Bethany Powell

She pulls on her steel-toed boots
as Dad sweeps up the kitchen.
They haven’t said a word since the lantern
leaped off its shelf by its lonesome,
crashed to the floor (a mercy the house didn’t go up).
The deliberate pace of the broom through oil
and the janglish shush of glass in it,
her tightening tugs on each set of laces,
the routine of loading the pistol
are communication.
Finally, he says, “Got your blessed water, too, sis?”
“Just getting it,” she says. And as she stands, reaches in a leather pouch, pulls out a canteen.
A Russian roulette of bullets (one silver, five common)
and this canteen, near-uncapped, accompany her.
Dad has the broom to handle and will put it in the stove
to make a brand, if need be.
There are some things out in the weird nights
that only respect the bluntness of fire.
Her money is on the bullets, though.
His money is on his daughter’s aim, be it with water or metal.
He tenses as she steps out the door.

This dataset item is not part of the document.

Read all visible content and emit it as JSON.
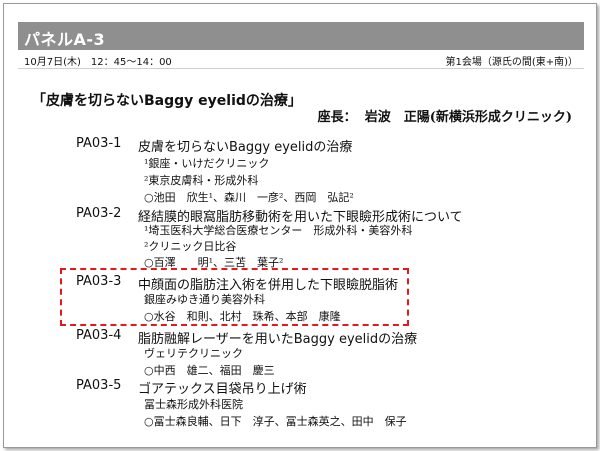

Bethany loves going for long walks in the Oklahoma countryside where, pleasant or unpleasant, there’s always something to prompt a poem. Such work appears also in magazines like Apex, Asimov’s, Through the Gate — you can find them all at